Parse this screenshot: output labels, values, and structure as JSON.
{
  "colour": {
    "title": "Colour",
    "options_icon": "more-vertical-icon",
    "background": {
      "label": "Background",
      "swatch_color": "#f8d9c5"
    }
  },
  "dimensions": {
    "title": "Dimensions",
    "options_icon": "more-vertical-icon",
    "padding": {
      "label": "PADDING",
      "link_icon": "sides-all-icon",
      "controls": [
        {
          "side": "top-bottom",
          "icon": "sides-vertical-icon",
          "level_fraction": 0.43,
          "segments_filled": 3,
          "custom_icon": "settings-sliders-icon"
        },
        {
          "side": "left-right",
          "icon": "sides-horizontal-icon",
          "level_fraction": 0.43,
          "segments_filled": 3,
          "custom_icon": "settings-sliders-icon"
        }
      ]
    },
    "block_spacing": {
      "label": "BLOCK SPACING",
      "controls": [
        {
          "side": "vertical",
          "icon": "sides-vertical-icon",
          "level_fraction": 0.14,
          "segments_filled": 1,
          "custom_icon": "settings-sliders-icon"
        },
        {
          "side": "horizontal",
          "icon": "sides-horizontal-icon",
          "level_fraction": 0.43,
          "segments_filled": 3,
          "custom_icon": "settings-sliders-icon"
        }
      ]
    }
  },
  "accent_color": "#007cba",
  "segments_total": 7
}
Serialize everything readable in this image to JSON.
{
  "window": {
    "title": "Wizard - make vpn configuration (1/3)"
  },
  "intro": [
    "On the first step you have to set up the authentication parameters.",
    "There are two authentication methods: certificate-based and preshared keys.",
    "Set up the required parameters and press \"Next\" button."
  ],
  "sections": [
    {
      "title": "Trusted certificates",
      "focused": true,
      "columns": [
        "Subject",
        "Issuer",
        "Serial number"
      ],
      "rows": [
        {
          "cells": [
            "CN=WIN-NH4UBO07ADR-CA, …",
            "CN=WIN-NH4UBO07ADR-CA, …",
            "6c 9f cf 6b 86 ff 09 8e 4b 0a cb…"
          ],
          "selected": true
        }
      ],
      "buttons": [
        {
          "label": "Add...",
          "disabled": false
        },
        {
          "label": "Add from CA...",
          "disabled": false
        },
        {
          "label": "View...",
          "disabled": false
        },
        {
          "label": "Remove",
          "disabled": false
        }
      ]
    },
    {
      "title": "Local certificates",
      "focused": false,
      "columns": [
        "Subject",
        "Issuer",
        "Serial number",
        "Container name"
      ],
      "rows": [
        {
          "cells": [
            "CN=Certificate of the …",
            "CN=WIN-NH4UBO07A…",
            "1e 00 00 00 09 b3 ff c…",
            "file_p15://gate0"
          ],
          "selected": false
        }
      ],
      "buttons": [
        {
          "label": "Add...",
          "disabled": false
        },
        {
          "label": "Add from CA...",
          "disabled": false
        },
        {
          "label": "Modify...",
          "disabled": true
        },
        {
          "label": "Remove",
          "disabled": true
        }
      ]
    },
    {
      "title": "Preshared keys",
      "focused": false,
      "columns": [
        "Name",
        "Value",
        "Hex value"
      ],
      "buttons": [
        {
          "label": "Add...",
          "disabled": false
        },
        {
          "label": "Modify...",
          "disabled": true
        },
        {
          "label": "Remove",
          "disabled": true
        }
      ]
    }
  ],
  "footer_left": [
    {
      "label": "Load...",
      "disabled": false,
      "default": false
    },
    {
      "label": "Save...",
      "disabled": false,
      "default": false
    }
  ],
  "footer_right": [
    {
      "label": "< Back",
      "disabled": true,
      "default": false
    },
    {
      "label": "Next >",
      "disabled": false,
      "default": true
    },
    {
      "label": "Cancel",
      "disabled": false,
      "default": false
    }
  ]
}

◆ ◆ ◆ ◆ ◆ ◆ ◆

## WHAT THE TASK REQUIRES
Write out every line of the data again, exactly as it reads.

## ANSWER SPACE
Parse this screenshot: output labels, values, and structure as JSON.
{
  "colour": {
    "title": "Colour",
    "options_icon": "more-vertical-icon",
    "background": {
      "label": "Background",
      "swatch_color": "#f8d9c5"
    }
  },
  "dimensions": {
    "title": "Dimensions",
    "options_icon": "more-vertical-icon",
    "padding": {
      "label": "PADDING",
      "link_icon": "sides-all-icon",
      "controls": [
        {
          "side": "top-bottom",
          "icon": "sides-vertical-icon",
          "level_fraction": 0.43,
          "segments_filled": 3,
          "custom_icon": "settings-sliders-icon"
        },
        {
          "side": "left-right",
          "icon": "sides-horizontal-icon",
          "level_fraction": 0.43,
          "segments_filled": 3,
          "custom_icon": "settings-sliders-icon"
        }
      ]
    },
    "block_spacing": {
      "label": "BLOCK SPACING",
      "controls": [
        {
          "side": "vertical",
          "icon": "sides-vertical-icon",
          "level_fraction": 0.14,
          "segments_filled": 1,
          "custom_icon": "settings-sliders-icon"
        },
        {
          "side": "horizontal",
          "icon": "sides-horizontal-icon",
          "level_fraction": 0.43,
          "segments_filled": 3,
          "custom_icon": "settings-sliders-icon"
        }
      ]
    }
  },
  "accent_color": "#007cba",
  "segments_total": 7
}
Serialize everything readable in this image to JSON.
{
  "window": {
    "title": "Wizard - make vpn configuration (1/3)"
  },
  "intro": [
    "On the first step you have to set up the authentication parameters.",
    "There are two authentication methods: certificate-based and preshared keys.",
    "Set up the required parameters and press \"Next\" button."
  ],
  "sections": [
    {
      "title": "Trusted certificates",
      "focused": true,
      "columns": [
        "Subject",
        "Issuer",
        "Serial number"
      ],
      "rows": [
        {
          "cells": [
            "CN=WIN-NH4UBO07ADR-CA, …",
            "CN=WIN-NH4UBO07ADR-CA, …",
            "6c 9f cf 6b 86 ff 09 8e 4b 0a cb…"
          ],
          "selected": true
        }
      ],
      "buttons": [
        {
          "label": "Add...",
          "disabled": false
        },
        {
          "label": "Add from CA...",
          "disabled": false
        },
        {
          "label": "View...",
          "disabled": false
        },
        {
          "label": "Remove",
          "disabled": false
        }
      ]
    },
    {
      "title": "Local certificates",
      "focused": false,
      "columns": [
        "Subject",
        "Issuer",
        "Serial number",
        "Container name"
      ],
      "rows": [
        {
          "cells": [
            "CN=Certificate of the …",
            "CN=WIN-NH4UBO07A…",
            "1e 00 00 00 09 b3 ff c…",
            "file_p15://gate0"
          ],
          "selected": false
        }
      ],
      "buttons": [
        {
          "label": "Add...",
          "disabled": false
        },
        {
          "label": "Add from CA...",
          "disabled": false
        },
        {
          "label": "Modify...",
          "disabled": true
        },
        {
          "label": "Remove",
          "disabled": true
        }
      ]
    },
    {
      "title": "Preshared keys",
      "focused": false,
      "columns": [
        "Name",
        "Value",
        "Hex value"
      ],
      "buttons": [
        {
          "label": "Add...",
          "disabled": false
        },
        {
          "label": "Modify...",
          "disabled": true
        },
        {
          "label": "Remove",
          "disabled": true
        }
      ]
    }
  ],
  "footer_left": [
    {
      "label": "Load...",
      "disabled": false,
      "default": false
    },
    {
      "label": "Save...",
      "disabled": false,
      "default": false
    }
  ],
  "footer_right": [
    {
      "label": "< Back",
      "disabled": true,
      "default": false
    },
    {
      "label": "Next >",
      "disabled": false,
      "default": true
    },
    {
      "label": "Cancel",
      "disabled": false,
      "default": false
    }
  ]
}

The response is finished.